**WHAT YOU NEED TO DO**
Where does the word "round" appear in the data? Copy every line that holds it.

Items from an interface collection:
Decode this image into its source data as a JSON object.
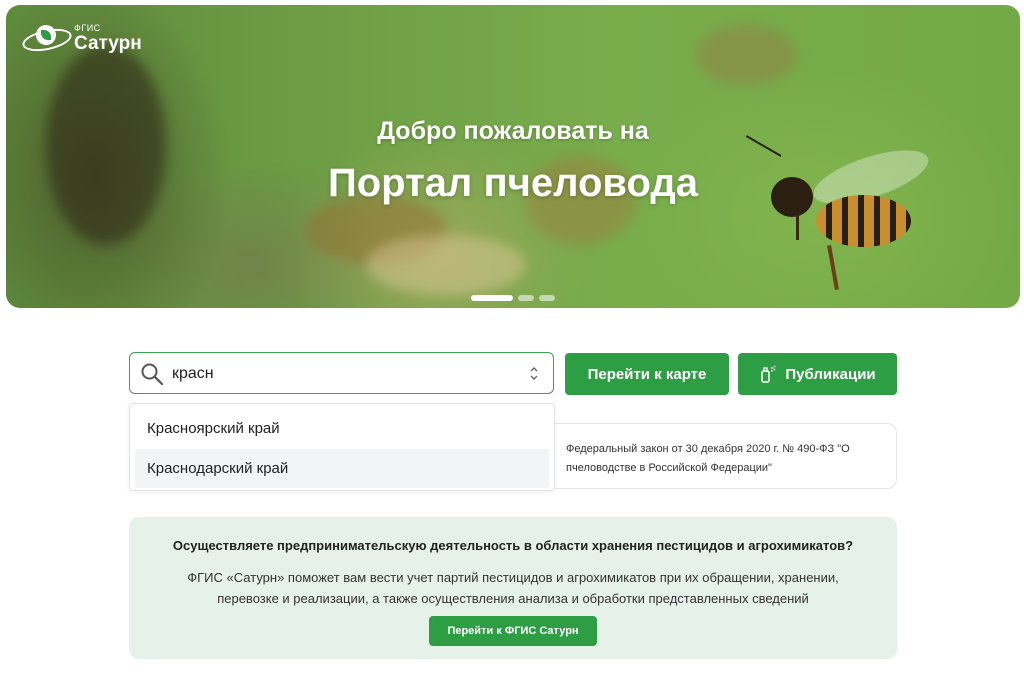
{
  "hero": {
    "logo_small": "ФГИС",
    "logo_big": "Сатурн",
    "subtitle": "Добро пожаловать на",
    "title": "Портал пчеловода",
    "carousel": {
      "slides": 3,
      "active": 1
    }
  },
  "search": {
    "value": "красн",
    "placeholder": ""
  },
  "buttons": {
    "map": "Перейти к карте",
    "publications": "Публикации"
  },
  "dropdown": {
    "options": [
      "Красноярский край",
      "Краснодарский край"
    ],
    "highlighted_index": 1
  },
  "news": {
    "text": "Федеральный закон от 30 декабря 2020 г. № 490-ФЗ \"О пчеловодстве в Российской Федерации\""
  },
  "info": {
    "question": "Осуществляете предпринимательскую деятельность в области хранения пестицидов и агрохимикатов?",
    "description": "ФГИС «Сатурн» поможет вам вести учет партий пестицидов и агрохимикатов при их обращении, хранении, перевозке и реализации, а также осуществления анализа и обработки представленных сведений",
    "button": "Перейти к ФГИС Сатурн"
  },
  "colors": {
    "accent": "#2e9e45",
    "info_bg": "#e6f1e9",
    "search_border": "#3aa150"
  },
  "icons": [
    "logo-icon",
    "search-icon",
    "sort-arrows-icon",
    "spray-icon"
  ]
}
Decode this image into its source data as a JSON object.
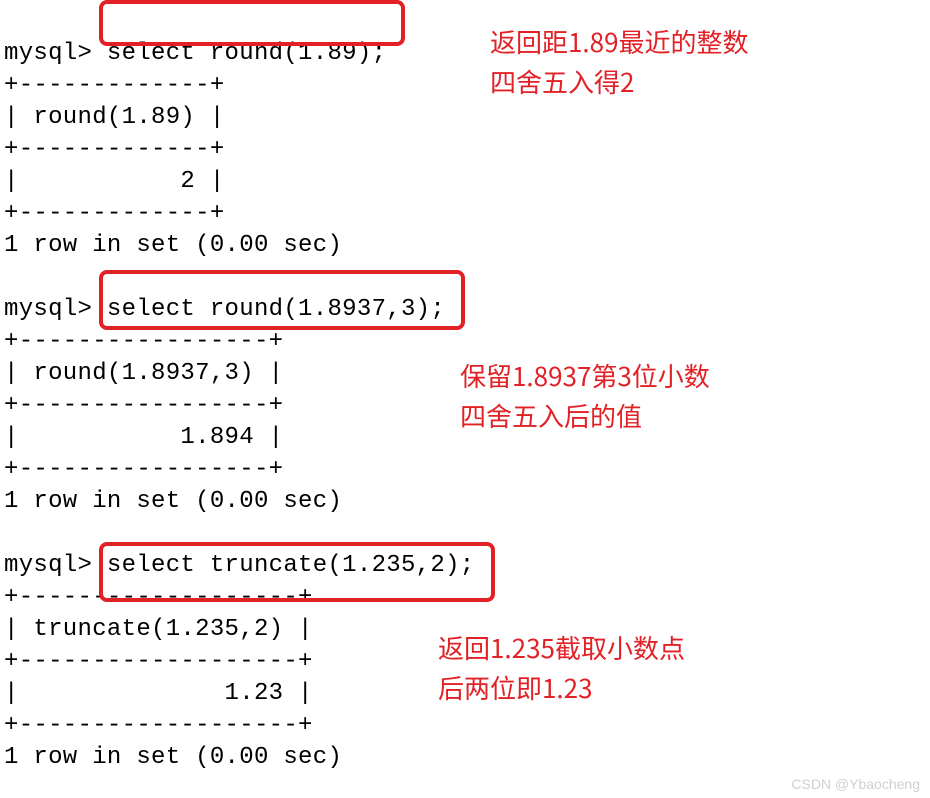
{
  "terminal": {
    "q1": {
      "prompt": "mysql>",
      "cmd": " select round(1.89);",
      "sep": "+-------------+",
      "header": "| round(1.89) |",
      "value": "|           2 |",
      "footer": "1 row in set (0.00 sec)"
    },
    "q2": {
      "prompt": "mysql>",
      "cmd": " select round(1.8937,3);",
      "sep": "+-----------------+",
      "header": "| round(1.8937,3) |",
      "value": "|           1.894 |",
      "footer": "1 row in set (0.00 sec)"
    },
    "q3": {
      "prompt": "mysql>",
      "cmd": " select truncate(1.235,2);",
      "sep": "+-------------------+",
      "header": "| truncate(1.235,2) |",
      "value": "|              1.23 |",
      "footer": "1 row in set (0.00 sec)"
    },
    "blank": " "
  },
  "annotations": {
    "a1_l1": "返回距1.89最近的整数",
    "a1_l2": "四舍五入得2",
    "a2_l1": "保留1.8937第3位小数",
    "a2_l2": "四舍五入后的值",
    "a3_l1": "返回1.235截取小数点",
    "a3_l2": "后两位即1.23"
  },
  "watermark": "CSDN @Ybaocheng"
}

**FINISHED EXERCISE**
      "cmd": " select round(1.89);",
      "header": "| round(1.89) |",
      "cmd": " select round(1.8937,3);",
      "header": "| round(1.8937,3) |",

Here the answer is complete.